Let’s drill down on some basics here. In discussing preliminary notice topics in the past we’ve gotten into some high level details, addressing topics such as who must get notice when working on a condominium complex and how government agencies might fine you for not sending required notices. But we’ve never addressed something that is critical to every single preliminary construction notice sent around the nation: postage!
The statutes governing preliminary notices are confusing, but compliance doesn’t end there. All of these statutes presume that you know some detailed information about postage rates and the postal system. This is a primer to help you get through, or to understand exactly how your preliminary notice was sent off by zlien .
Certified Mail v. Certified Mail Return Receipt
The differences between “Certified Mail” and “Certified Mail with Return Receipt” are subtle, and the two mail types are frequently confused. There is a clear difference, however.
Notices Sent By Regular Certified Mail
Regular certified mail allows the sending party to track the delivery of a mail piece and find out exactly when and where your item was delivered (or delivery was attempted). Each certified mail piece is assigned a tracking number, and this tracking number is scanned when the mail piece is sent out for delivery and when it is actually delivered.
You can use this tracking number to “Track and Confirm” the mailing, which means you’ll see each and every stop along the way from your post office to the recipients delivery address.
When the mail piece arrives at its destination it can only be claimed if the recipient signs for it. Certified mail, therefore, requires the recipients signature. While the signature is stored with the post office and kept on record (and available for viewing for an additional fee), the signature is not mailed back to you or provided to you as a standard practice.

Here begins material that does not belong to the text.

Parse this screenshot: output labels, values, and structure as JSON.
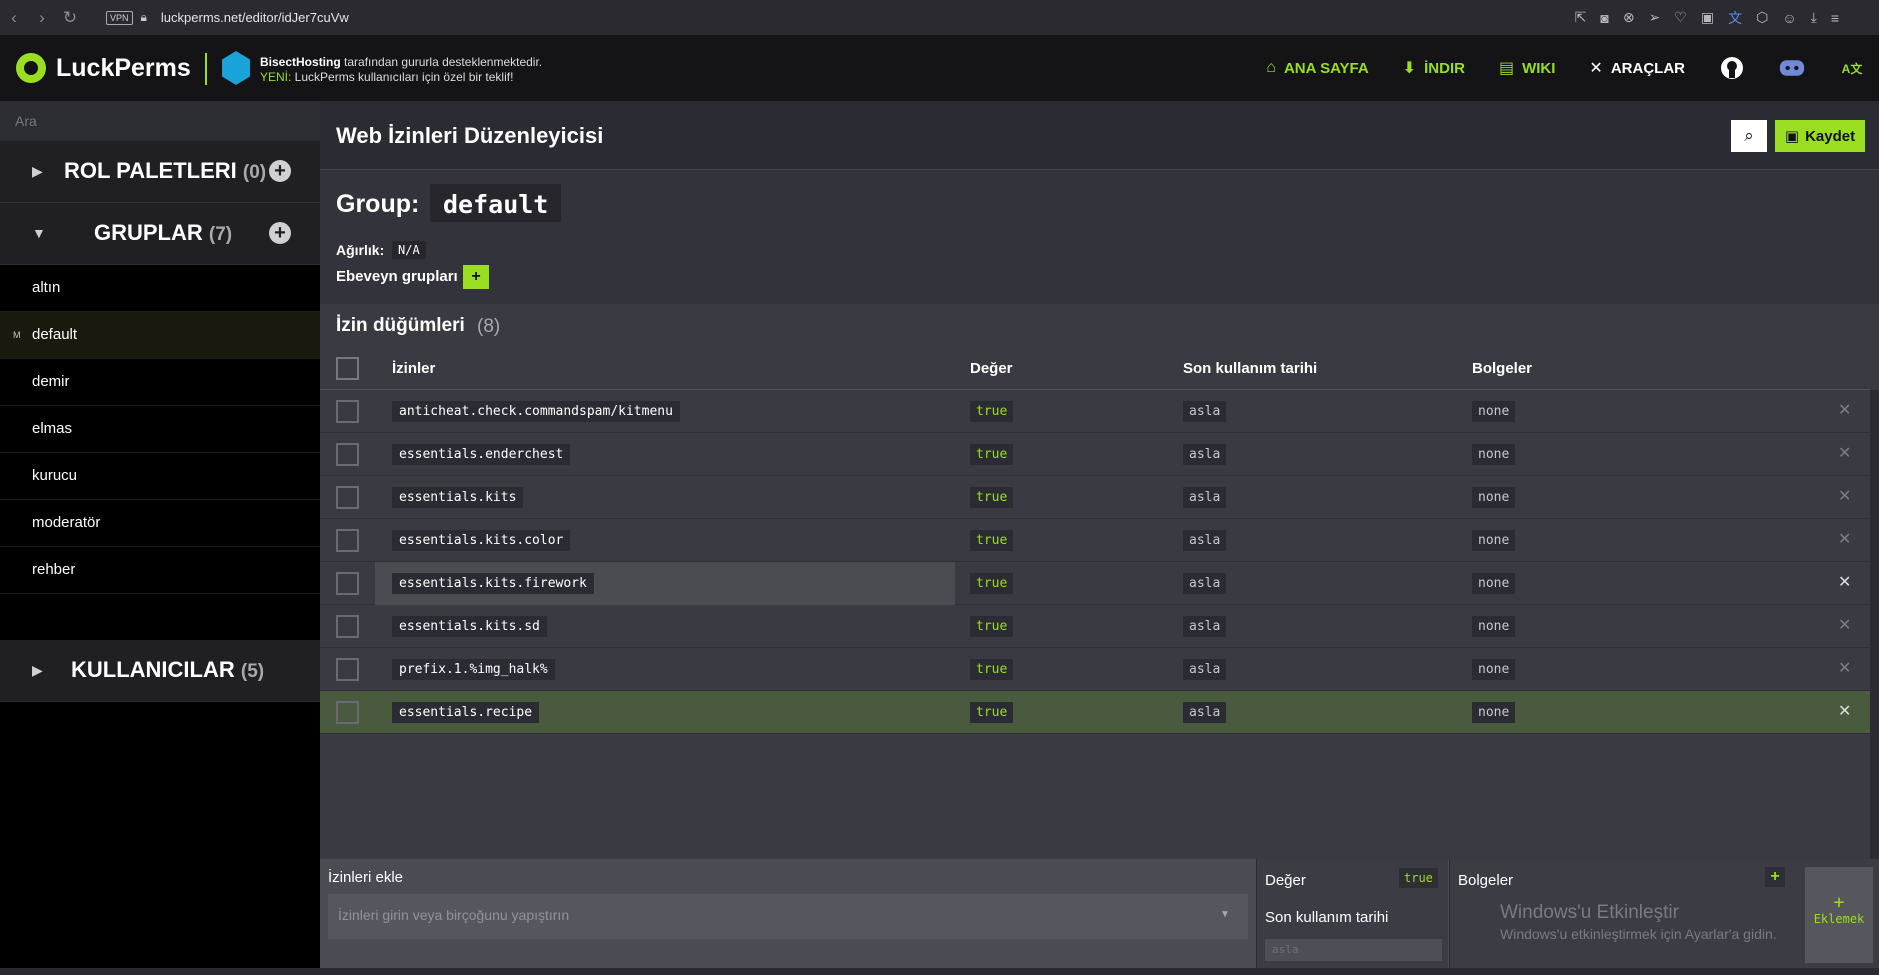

Notices Sent By Certified Mail with Return Receipt Requested
Notices sent by certified mail with return receipt requested are different from those sent by ordinary certified mail. The “Return Receipt Requested” service, in fact, is an additional and supplemental service that you can add to your certified mail piece.
Therefore, when sending a mailing with this service, you will still pay for the certified mail postage and you will still stick the green tracking label on your mail piece. On the back of your mail piece, however, you’ll also add a “green card,” which is what the recipient will sign when the document is delivered. This green card will actually be mailed back to you so you will have additional proof that your mail piece was delivered.
Remember, when you send a mail piece by certified mail without return receipt, you still have proof that it was delivered. The tracking number will yield a delivery confirmation, a signature will have been collected, and the signature will be accessible to you for an additional fee. Getting the green card back is what we call lagniappe in Louisiana. It’s an additional proof (a signature on a green card!).
What Is Required For Your Preliminary Notice?
That is an excellent question. So excellent, in fact, that it doesn’t have a single answer.
In some instances, you may be required to deliver preliminary notices by certified mail only. In other instances, certified mail with return receipt requested may be required. Other mail services — such as restricted delivery — may be required in addition to these services.
What’s more frustrating than this, is that the postage type required may differ not only project-by-project and state-by-state, but it may also differ depending on the party who is receiving it on a single project.
For example, it may be required to send preliminary notice via certified mail to one party, but certified mail with return receipt requested to another party on the same project.
All of these complications are handled by zlien when you use it to manage and send your preliminary notices. Which is just one of the reasons why it’s smart to outsource your preliminary notice work.